We couldn't wait years for new baseload plants, and frankly, the government was cash constrained unlike today. It took until 1993 for the government to even be able to issue a bond internationally. It was for a modest amount. President Ramos invited the private sector to bid for 10 fast-track power projects with take-or-pay contracts from the Napocor. That solved the problem in less than a year and we have not had any meaningful power outages since then though we are foolishly leaving it to the private sector and the free market only to build new capacity and our reserve margin varies between the minimum to be prudent and inadequate. Of course, that power was expensive but versus what? No power for half the day? President Ramos followed that up with bids for baseload plants like Sual and Ilijan which remain among the core baseload power plants today. If you don't know the difference between baseload and peaking power plants, please look them up. It is critical to understanding cost and supplying power before making any comments. Peaking power plants can be completed quickly. Baseload plants take more time to put up in place and the capital cost is higher. This was done and over time power costs would go down as the fast-track peaking plants were reduced to running at peak and the baseload plants running full time. What happened to perpetuate relatively higher power costs were actions taken post-Ramos when subsequent administrations had to deal with selling off PSALM assets and making up for stranded costs. The latter is a great euphemism for liabilities that cannot be matched to assets. One can argue the merits of that but that was what happened and post-President Ramos.

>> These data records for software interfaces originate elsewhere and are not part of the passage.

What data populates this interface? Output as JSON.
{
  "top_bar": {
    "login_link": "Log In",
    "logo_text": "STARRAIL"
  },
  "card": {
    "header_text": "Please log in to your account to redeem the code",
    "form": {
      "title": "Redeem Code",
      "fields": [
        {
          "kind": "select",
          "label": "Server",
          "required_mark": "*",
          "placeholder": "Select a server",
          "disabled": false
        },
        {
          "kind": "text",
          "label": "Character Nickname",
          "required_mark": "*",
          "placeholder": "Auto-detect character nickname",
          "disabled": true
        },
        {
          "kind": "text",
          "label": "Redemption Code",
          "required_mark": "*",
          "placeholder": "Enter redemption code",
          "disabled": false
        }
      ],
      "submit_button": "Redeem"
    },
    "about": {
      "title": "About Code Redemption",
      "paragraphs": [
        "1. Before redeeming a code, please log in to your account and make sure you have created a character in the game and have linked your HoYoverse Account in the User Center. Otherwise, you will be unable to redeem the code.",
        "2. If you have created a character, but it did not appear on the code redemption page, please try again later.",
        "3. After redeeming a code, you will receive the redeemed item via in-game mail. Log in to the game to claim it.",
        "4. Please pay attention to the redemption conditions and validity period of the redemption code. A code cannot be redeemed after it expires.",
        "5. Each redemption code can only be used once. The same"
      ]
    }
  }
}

Not his fault
On AFTA and the other free trade agreements and so on. Yes, the country was and remains uncompetitive for manufacturing thanks to actions taken by the first Marcos and Aquino administrations to compete with our neighbors in attracting manufacturing and our power shortfall then expensive power and inadequate infrastructure were the knockout punches.

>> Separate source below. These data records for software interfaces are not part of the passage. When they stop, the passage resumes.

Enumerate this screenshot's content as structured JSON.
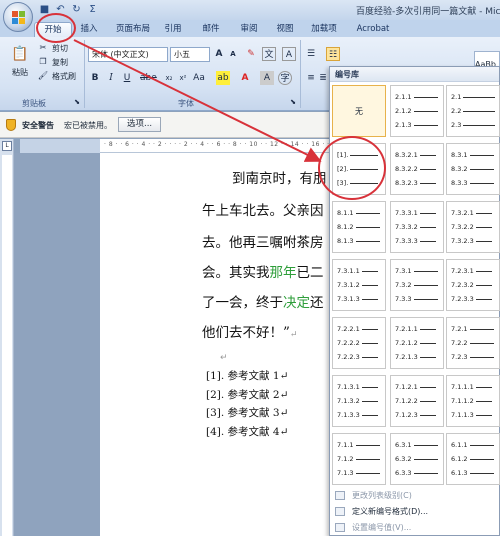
{
  "window": {
    "title": "百度经验-多次引用同一篇文献 - Mic",
    "qat_icons": [
      "save-icon",
      "undo-icon",
      "redo-icon",
      "sigma-icon"
    ]
  },
  "tabs": [
    "开始",
    "插入",
    "页面布局",
    "引用",
    "邮件",
    "审阅",
    "视图",
    "加载项",
    "Acrobat"
  ],
  "ribbon": {
    "clipboard": {
      "paste": "粘贴",
      "cut": "剪切",
      "copy": "复制",
      "format_painter": "格式刷",
      "group_label": "剪贴板"
    },
    "font": {
      "font_name": "宋体 (中文正文)",
      "font_size": "小五",
      "group_label": "字体"
    },
    "styles": {
      "preview": "AaBb"
    }
  },
  "security_bar": {
    "title": "安全警告",
    "message": "宏已被禁用。",
    "options_button": "选项..."
  },
  "document": {
    "lines": [
      {
        "parts": [
          {
            "t": "到南京时，有朋"
          }
        ]
      },
      {
        "parts": [
          {
            "t": "午上车北去。父亲因"
          }
        ]
      },
      {
        "parts": [
          {
            "t": "去。他再三嘱咐茶房"
          }
        ]
      },
      {
        "parts": [
          {
            "t": "会。其实我"
          },
          {
            "t": "那年",
            "g": true
          },
          {
            "t": "已二"
          }
        ]
      },
      {
        "parts": [
          {
            "t": "了一会，终于"
          },
          {
            "t": "决定",
            "g": true
          },
          {
            "t": "还"
          }
        ]
      },
      {
        "parts": [
          {
            "t": "他们去不好！”"
          },
          {
            "t": "↵",
            "m": true
          }
        ]
      }
    ],
    "blank_mark": "↵",
    "references": [
      "[1]. 参考文献 1↵",
      "[2]. 参考文献 2↵",
      "[3]. 参考文献 3↵",
      "[4]. 参考文献 4↵"
    ]
  },
  "numbering_library": {
    "header": "编号库",
    "none_label": "无",
    "cells": [
      [
        "无"
      ],
      [
        "2.1.1",
        "2.1.2",
        "2.1.3"
      ],
      [
        "2.1",
        "2.2",
        "2.3"
      ],
      [
        "[1].",
        "[2].",
        "[3]."
      ],
      [
        "8.3.2.1",
        "8.3.2.2",
        "8.3.2.3"
      ],
      [
        "8.3.1",
        "8.3.2",
        "8.3.3"
      ],
      [
        "8.1.1",
        "8.1.2",
        "8.1.3"
      ],
      [
        "7.3.3.1",
        "7.3.3.2",
        "7.3.3.3"
      ],
      [
        "7.3.2.1",
        "7.3.2.2",
        "7.3.2.3"
      ],
      [
        "7.3.1.1",
        "7.3.1.2",
        "7.3.1.3"
      ],
      [
        "7.3.1",
        "7.3.2",
        "7.3.3"
      ],
      [
        "7.2.3.1",
        "7.2.3.2",
        "7.2.3.3"
      ],
      [
        "7.2.2.1",
        "7.2.2.2",
        "7.2.2.3"
      ],
      [
        "7.2.1.1",
        "7.2.1.2",
        "7.2.1.3"
      ],
      [
        "7.2.1",
        "7.2.2",
        "7.2.3"
      ],
      [
        "7.1.3.1",
        "7.1.3.2",
        "7.1.3.3"
      ],
      [
        "7.1.2.1",
        "7.1.2.2",
        "7.1.2.3"
      ],
      [
        "7.1.1.1",
        "7.1.1.2",
        "7.1.1.3"
      ],
      [
        "7.1.1",
        "7.1.2",
        "7.1.3"
      ],
      [
        "6.3.1",
        "6.3.2",
        "6.3.3"
      ],
      [
        "6.1.1",
        "6.1.2",
        "6.1.3"
      ]
    ],
    "footer": {
      "change_level": "更改列表级别(C)",
      "define_new": "定义新编号格式(D)...",
      "set_value": "设置编号值(V)..."
    }
  },
  "colors": {
    "annotation_red": "#d8323a",
    "ribbon_blue": "#d5e2f3",
    "highlight_green": "#2e9e3a"
  }
}
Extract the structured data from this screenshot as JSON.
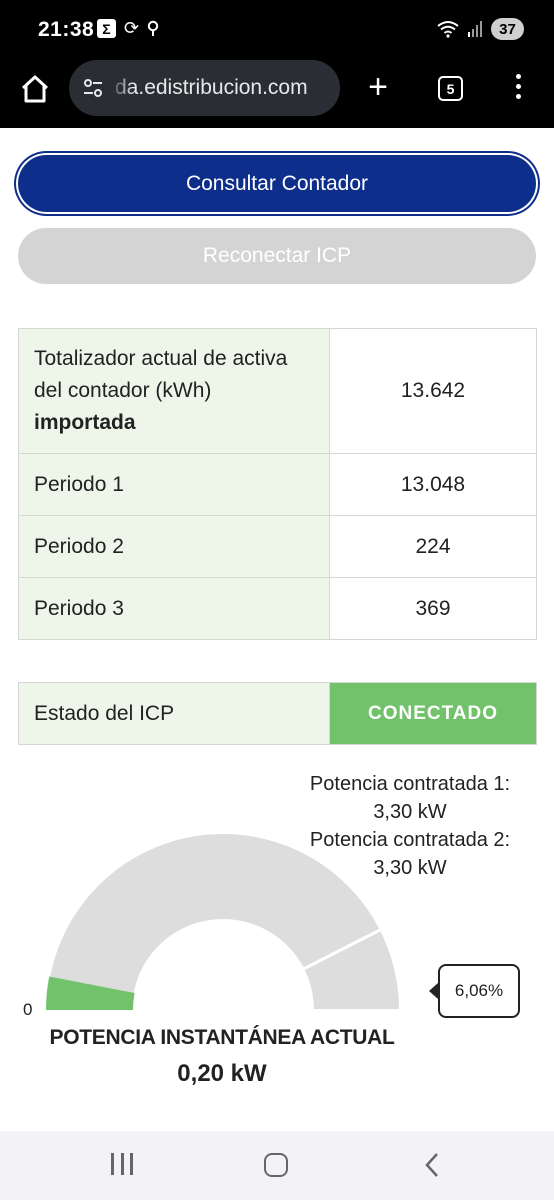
{
  "status_bar": {
    "time": "21:38",
    "battery": "37",
    "icons": [
      "sigma-icon",
      "sync-icon",
      "location-icon",
      "wifi-icon",
      "signal-icon"
    ]
  },
  "browser": {
    "url": "da.edistribucion.com",
    "tab_count": "5",
    "plus_label": "+"
  },
  "actions": {
    "consult_label": "Consultar Contador",
    "reconnect_label": "Reconectar ICP"
  },
  "meter_table": {
    "total_label_part1": "Totalizador actual de activa del contador (kWh)",
    "total_label_part2": "importada",
    "total_value": "13.642",
    "rows": [
      {
        "label": "Periodo 1",
        "value": "13.048"
      },
      {
        "label": "Periodo 2",
        "value": "224"
      },
      {
        "label": "Periodo 3",
        "value": "369"
      }
    ]
  },
  "icp": {
    "label": "Estado del ICP",
    "status": "CONECTADO",
    "status_color": "#71c26a"
  },
  "power": {
    "contracted_1_label": "Potencia contratada 1:",
    "contracted_1_value": "3,30 kW",
    "contracted_2_label": "Potencia contratada 2:",
    "contracted_2_value": "3,30 kW",
    "gauge_min": "0",
    "tooltip": "6,06%",
    "fill_fraction": 0.0606,
    "title": "POTENCIA INSTANTÁNEA ACTUAL",
    "value": "0,20 kW",
    "fill_color": "#71c26a",
    "track_color": "#dddddd"
  }
}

Corruption and red tape did not help either. Yet did we have a choice but to be part of these treaties? Did we want to be integrated to economic, trade and financial flows and be part of the mainstream or be left out? Did we want out via our own Brexit 30 years before the UK foolishly did? We did not have a choice other than to be part of what every meaningful country is part of. We did have a transition period before the various changes came into effect as many other countries were in similar or analogous situations. The transition periods were in some cases over 20 years from signing. Maybe if President Ramos had a second term, he could have prepared us better. The reality is not having a plan to deal with them is something to blame his successors and our political system on, as well as all of us. It is not President Ramos' fault if his successors did not do what they had to do in that area. I do not belittle the challenge the country and his successors faced but that was not his to work on.
Rest in peace, President Ramos. I will always be appreciative of what you accomplished and grateful for how you improved the lives of so many, myself included.